Robert M. Stern

Robert M. Stern is Professor of Economics at the University of Michigan and Director of the Institute of Public Policy Studies. He is coauthor with Allan V. Deardorff of The Michigan Model of World Production and Trade (MIT Press 1985.)

  • US Trade Policies in a Changing World Economy

    US Trade Policies in a Changing World Economy

    Robert M. Stern

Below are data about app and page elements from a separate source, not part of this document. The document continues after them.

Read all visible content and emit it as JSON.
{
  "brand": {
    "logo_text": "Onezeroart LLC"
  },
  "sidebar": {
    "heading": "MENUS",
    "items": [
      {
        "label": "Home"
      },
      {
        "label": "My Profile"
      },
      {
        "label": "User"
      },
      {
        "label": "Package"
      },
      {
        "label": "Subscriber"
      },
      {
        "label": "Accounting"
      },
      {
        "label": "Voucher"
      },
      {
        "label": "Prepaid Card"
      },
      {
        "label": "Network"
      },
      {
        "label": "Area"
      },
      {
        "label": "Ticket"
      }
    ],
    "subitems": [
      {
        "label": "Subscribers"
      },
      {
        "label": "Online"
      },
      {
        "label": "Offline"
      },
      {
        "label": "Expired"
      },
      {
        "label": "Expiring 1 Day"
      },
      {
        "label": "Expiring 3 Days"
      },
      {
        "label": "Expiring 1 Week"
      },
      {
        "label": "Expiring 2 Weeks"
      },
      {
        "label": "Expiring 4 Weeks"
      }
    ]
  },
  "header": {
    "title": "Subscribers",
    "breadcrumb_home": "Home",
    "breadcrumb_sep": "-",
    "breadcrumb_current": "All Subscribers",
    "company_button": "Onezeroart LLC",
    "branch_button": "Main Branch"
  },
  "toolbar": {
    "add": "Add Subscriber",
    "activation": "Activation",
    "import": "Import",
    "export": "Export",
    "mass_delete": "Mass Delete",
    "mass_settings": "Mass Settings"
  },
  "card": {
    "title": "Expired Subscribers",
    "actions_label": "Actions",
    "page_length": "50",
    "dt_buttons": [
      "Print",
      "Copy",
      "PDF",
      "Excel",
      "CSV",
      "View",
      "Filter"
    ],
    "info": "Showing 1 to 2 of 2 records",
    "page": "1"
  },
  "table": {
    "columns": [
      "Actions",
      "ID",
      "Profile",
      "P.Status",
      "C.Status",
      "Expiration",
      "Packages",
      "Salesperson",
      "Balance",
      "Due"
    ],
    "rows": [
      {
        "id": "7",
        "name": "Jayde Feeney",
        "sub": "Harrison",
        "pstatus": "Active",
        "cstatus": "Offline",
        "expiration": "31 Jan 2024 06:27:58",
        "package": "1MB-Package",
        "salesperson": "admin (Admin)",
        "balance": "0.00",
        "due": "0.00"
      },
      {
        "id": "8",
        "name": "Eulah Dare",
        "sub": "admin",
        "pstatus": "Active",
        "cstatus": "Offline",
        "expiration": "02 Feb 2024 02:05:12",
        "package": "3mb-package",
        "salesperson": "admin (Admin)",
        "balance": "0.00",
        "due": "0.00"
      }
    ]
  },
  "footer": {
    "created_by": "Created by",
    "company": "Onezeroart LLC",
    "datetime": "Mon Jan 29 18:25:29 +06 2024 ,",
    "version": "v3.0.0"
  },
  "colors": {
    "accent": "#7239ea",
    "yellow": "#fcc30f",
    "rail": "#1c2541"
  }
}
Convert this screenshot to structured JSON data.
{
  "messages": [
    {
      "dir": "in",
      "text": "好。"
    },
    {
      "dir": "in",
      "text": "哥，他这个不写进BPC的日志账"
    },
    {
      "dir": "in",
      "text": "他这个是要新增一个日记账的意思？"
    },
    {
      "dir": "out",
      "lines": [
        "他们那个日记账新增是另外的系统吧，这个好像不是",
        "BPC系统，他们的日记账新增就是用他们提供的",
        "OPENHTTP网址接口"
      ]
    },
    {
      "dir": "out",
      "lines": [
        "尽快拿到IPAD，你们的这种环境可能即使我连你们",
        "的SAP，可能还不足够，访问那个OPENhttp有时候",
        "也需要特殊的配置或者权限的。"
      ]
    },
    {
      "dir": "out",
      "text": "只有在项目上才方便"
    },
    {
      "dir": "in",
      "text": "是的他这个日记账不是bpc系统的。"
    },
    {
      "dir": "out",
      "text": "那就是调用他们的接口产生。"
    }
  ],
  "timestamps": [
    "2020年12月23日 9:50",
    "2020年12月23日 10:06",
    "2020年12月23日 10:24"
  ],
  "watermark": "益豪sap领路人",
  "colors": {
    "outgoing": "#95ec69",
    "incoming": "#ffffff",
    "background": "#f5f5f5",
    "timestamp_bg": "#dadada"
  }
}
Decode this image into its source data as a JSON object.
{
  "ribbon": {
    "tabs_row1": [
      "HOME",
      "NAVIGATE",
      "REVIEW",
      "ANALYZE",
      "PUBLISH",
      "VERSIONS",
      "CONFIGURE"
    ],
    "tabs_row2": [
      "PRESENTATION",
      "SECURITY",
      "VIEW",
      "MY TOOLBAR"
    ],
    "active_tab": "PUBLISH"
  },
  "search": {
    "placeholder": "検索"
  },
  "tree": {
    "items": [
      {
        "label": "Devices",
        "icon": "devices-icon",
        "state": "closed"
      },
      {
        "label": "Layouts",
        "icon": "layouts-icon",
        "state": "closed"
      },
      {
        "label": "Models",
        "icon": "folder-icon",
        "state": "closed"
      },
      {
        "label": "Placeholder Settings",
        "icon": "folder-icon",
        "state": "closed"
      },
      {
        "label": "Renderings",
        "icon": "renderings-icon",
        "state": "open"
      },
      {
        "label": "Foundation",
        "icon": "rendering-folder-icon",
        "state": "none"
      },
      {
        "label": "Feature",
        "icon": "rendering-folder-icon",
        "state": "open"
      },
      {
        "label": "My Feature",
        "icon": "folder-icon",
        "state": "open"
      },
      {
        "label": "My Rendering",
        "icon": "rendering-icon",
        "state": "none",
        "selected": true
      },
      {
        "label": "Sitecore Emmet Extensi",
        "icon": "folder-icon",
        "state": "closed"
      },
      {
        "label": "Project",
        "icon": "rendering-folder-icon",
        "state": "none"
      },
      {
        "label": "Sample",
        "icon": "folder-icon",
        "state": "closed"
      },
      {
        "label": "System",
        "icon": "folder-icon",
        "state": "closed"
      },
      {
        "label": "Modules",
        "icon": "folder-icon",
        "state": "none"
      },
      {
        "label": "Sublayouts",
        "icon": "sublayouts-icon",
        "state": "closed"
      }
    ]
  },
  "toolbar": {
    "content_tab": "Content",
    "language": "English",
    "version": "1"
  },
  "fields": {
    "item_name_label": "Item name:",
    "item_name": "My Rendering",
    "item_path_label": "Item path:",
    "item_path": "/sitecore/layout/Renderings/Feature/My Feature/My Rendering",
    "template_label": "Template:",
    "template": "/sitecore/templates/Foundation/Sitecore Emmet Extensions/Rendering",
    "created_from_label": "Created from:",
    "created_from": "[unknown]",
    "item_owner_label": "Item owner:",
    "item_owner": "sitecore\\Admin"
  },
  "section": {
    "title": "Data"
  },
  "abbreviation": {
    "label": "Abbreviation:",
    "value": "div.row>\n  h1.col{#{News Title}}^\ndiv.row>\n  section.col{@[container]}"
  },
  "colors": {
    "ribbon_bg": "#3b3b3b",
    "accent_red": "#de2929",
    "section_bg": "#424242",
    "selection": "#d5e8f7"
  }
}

    This collection of original essays focuses on issues of international trade and trade policy in a world that is undergoing structural adaptation and in the face of a serious increase in the US trade deficit. They bring a new consolidation of analytical perspective to a wide variety of current trade policy issues.In their overview chapter, Alan V. Deardorff and Robert M. Stern discuss developments in trade and protectionism, review the case for free trade and address the arguments in favor of trade intervention. Rudiger Dornbusch and Jeffrey Frankel analyze the macroeconomic setting in which changes have been made in US tariffs and NTBs.Stephen P. Magee and Leslie Young develop a model of endogenous protection and use it to search for microeconomic and macroeconomic variables that may help to explain changes in tariff and nontariff protection in the US since 1900. Paul Krugman takes up the question of identifying strategic sectors and the extent to which international competition and national government policies may affect the returns to such sectors under conditions of imperfect competition or when externalities are present. Avinash Dixit analyzes the responses that the US might make to other countries' trade policies in terms of how these policies affect US real national income and national security. He concludes that the US could use strategic advance responses to alter other countries' trade policies in a mutually beneficial way.Richard N. Cooper evaluates trade policy as foreign policy by looking at changes through three periods of US history. T.N. Srinivasan scrutinizes the national defense argument for government intervention in foreign trade. John H. Jackson in discussing alternative negotiation approaches for the conduct of US trade policies observes that the pursuit of multilateralism may be frustrating and that what may be needed instead is a "minilateral" approach to trade liberalization. In conclusion, W. Max Corden offers a package of rules that he believes may be both desirable and possible for the international trading system to attain.

    • Hardcover $49.00
    • Paperback $50.00 £40.00
  • The Michigan Model of World Production and Trade

    Theory and Applications

    Alan Deardorff and Robert M. Stern

    This book presents the work that has been done to date with the Michigan Model of World Production and Trade, together with a full description and discussion of the model itself. Developed and refined for more than a decade, The Michigan Model is distinguished among general equilibrium trade models not only for its coverage (34 countries and 29 industries) but for its allowance for a wider variety of important short-run interactions among markets and a greater variety of policy parameters and institutional details than many other models permit. The model is intended as a practical tool for policymakers analyzing the effects of measures such as tariffs, taxes, and exchange rate changes on a set of highly disaggregated patterns of production, trade, and employment. Following an introductory chapter that discusses the development and use of The Michigan Model, its theoretical structure is introduced and compared to the theoretical structure of other computational models and its implementation is presented in terms of data requirements and parameters, methods of solution, and application to various issues. Six chapters then explore a number of different applications designed to analyze the effects of the Tokyo Round of Multilateral Trade Negotiations and post-Tokyo-Round negotiating alternatives, the effects of tariffs on the structure of protection in the U.S. and other major industrialized countries, the effects of domestic tax/subsidies on the structure of protection in the U.S., the U.K., and Japan, the sectoral impact of real exchange-rate changes, and the effect of trade on employment in major industrial countries. A final chapter draws together the lessons of the efforts for computer modeling of trade and for the direction of future research.

    • Hardcover $37.50